Mrs. Dow will meet with hearty co
operation and the work she loves so
well will grow. (and . prosper.
urday at Modoc.
Miss Kathlene Kenrick was hos
tess for the Y. W. A. last Saturday
afternoon, Miss Sadie Dow, vice-
president, presiding. The interest of
the hieeting was marked, and a pleas
ing was marked and a pleasing pro
Lng program carried out. The Novem
ber meeting will be held im the home
of Misses Maggie and Eva Agner, at
which time all the girls will contrib
ute to the 75 Million Campaign.
So many of the colored people are- .
leaving the farm. Many of them
having lived for years at the same
place now can np, longer see a living
and remain. ? < A
It really sems to me, so much un
cultivated land and taxes so high,
indicate harder, and still harder
times. Why is it thus? Where lies
the fault, and the perplexing prob
leih? How can it be relieved? The
land*was given us from which to ob
tion sustenance, and is it neglect, of
proper uses' that man no longer can
see a living thereon? In traveling,
on seeing, deserted, farms, homes va
cant, it invariably produces, "wish it
wasn't so" feeling* Not to say sad,,
but yet a* regret seeing waste where
plenty of the world's necessities .
could be flourishing, instead ruin and
deterioration abounds. Again I
wonder why this condition prevails.
Modoc, S. C.
Death of Mrs. David Temples.
God in'His infinite wisdom called
Mrs, Ellen Temples after a lingering
illness. Fer sometime she had been,
in delicate health, but always wore
a cheerful disposition and a smile'.
It did not seem like she feared death
as those who axe, not ready.
She leaves a husband and three
little children to mourn her and a
host of relatives and friends.
A precious one from us is gone, a
voice we loved is stilled,
A place is vacant in our home which
never can be filled.
In the book of life by an angel's pen,
May thy name, dear one, be writ
And the loved of earth may you meet
again, on the peaceful shores*of .
* heaven. . ? .

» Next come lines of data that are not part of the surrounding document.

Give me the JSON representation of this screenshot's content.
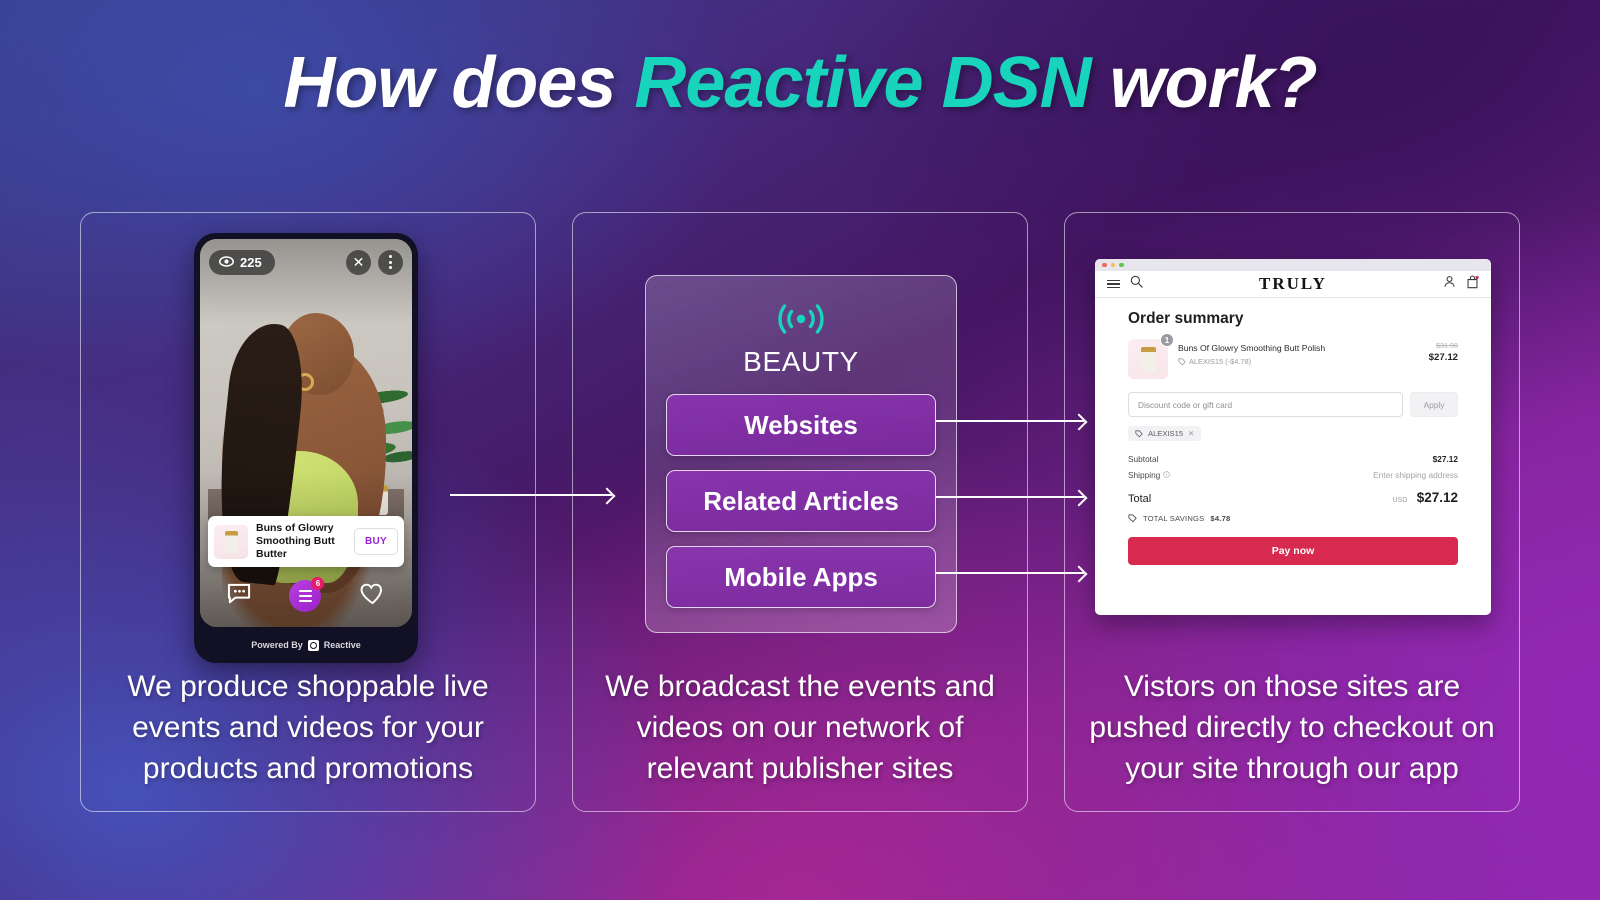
{
  "title": {
    "part1": "How does ",
    "accent": "Reactive DSN",
    "part2": " work?"
  },
  "colors": {
    "accent": "#18d4bd",
    "pay_button": "#d82a4f",
    "fab": "#9a22c9",
    "badge": "#e81a6b"
  },
  "panels": [
    {
      "id": "produce",
      "caption": "We produce shoppable live events and videos for your products and promotions"
    },
    {
      "id": "broadcast",
      "caption": "We broadcast the events and videos on our network of relevant publisher sites"
    },
    {
      "id": "checkout",
      "caption": "Vistors on those sites are pushed directly to checkout on your site through our app"
    }
  ],
  "phone": {
    "view_count": "225",
    "close_icon": "✕",
    "menu_icon": "kebab-menu",
    "eye_icon": "eye",
    "product_name": "Buns of Glowry Smoothing Butt Butter",
    "buy_label": "BUY",
    "cart_badge": "6",
    "powered_by": "Powered By",
    "brand": "Reactive"
  },
  "network": {
    "broadcast_icon": "broadcast-waves",
    "category": "BEAUTY",
    "channels": [
      {
        "label": "Websites"
      },
      {
        "label": "Related Articles"
      },
      {
        "label": "Mobile Apps"
      }
    ]
  },
  "checkout": {
    "brand": "TRULY",
    "menu_icon": "hamburger",
    "search_icon": "search",
    "account_icon": "user",
    "bag_icon": "shopping-bag",
    "title": "Order summary",
    "item": {
      "name": "Buns Of Glowry Smoothing Butt Polish",
      "discount_note": "ALEXIS15 (-$4.78)",
      "qty": "1",
      "price_was": "$31.90",
      "price_now": "$27.12"
    },
    "discount_placeholder": "Discount code or gift card",
    "apply_label": "Apply",
    "applied_code": "ALEXIS15",
    "remove_icon": "✕",
    "subtotal_label": "Subtotal",
    "subtotal_value": "$27.12",
    "shipping_label": "Shipping",
    "shipping_info_icon": "info",
    "shipping_value": "Enter shipping address",
    "total_label": "Total",
    "total_currency": "USD",
    "total_value": "$27.12",
    "savings_label": "TOTAL SAVINGS",
    "savings_value": "$4.78",
    "pay_label": "Pay now"
  }
}
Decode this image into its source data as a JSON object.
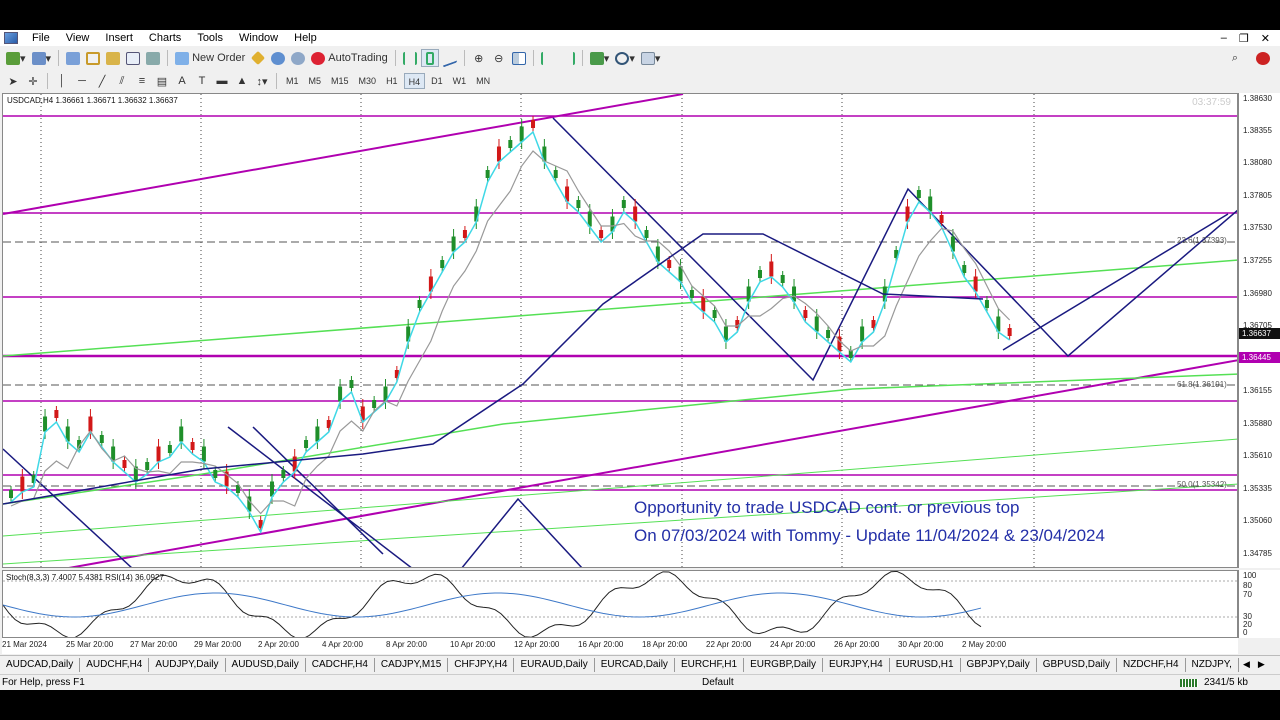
{
  "menu": {
    "items": [
      "File",
      "View",
      "Insert",
      "Charts",
      "Tools",
      "Window",
      "Help"
    ]
  },
  "toolbar": {
    "new_order": "New Order",
    "autotrading": "AutoTrading",
    "timeframes": [
      "M1",
      "M5",
      "M15",
      "M30",
      "H1",
      "H4",
      "D1",
      "W1",
      "MN"
    ],
    "active_timeframe": "H4"
  },
  "chart": {
    "header": "USDCAD,H4  1.36661 1.36671 1.36632 1.36637",
    "clock": "03:37:59",
    "price_labels": [
      "1.38630",
      "1.38355",
      "1.38080",
      "1.37805",
      "1.37530",
      "1.37255",
      "1.36980",
      "1.36705",
      "1.36430",
      "1.36155",
      "1.35880",
      "1.35610",
      "1.35335",
      "1.35060",
      "1.34785"
    ],
    "current_price": "1.36637",
    "level_price": "1.36445",
    "fib_labels": [
      "23.6(1.37393)",
      "61.8(1.36191)",
      "50.0(1.35342)"
    ],
    "time_labels": [
      "21 Mar 2024",
      "25 Mar 20:00",
      "27 Mar 20:00",
      "29 Mar 20:00",
      "2 Apr 20:00",
      "4 Apr 20:00",
      "8 Apr 20:00",
      "10 Apr 20:00",
      "12 Apr 20:00",
      "16 Apr 20:00",
      "18 Apr 20:00",
      "22 Apr 20:00",
      "24 Apr 20:00",
      "26 Apr 20:00",
      "30 Apr 20:00",
      "2 May 20:00"
    ],
    "annotation_line1": "Opportunity to trade USDCAD cont. or previous top",
    "annotation_line2": "On 07/03/2024 with Tommy - Update 11/04/2024 & 23/04/2024"
  },
  "subwindow": {
    "header": "Stoch(8,3,3) 7.4007 5.4381  RSI(14) 36.0927",
    "scale": [
      "100",
      "80",
      "70",
      "30",
      "20",
      "0"
    ]
  },
  "tabs": [
    "AUDCAD,Daily",
    "AUDCHF,H4",
    "AUDJPY,Daily",
    "AUDUSD,Daily",
    "CADCHF,H4",
    "CADJPY,M15",
    "CHFJPY,H4",
    "EURAUD,Daily",
    "EURCAD,Daily",
    "EURCHF,H1",
    "EURGBP,Daily",
    "EURJPY,H4",
    "EURUSD,H1",
    "GBPJPY,Daily",
    "GBPUSD,Daily",
    "NZDCHF,H4",
    "NZDJPY,"
  ],
  "status": {
    "help": "For Help, press F1",
    "profile": "Default",
    "traffic": "2341/5 kb"
  },
  "colors": {
    "magenta": "#b000b0",
    "navy": "#1a1a80",
    "green": "#33dd33",
    "cyan": "#3fd8e6",
    "bull": "#1f8f2a",
    "bear": "#d21818"
  }
}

Day by day we mouyn her absence,
and our tear drops freely flow
But-while weeping comes a whisper,
. "She's not dead, but gone before."
SSS ? ..?'; Ci; .'.i

xml | txt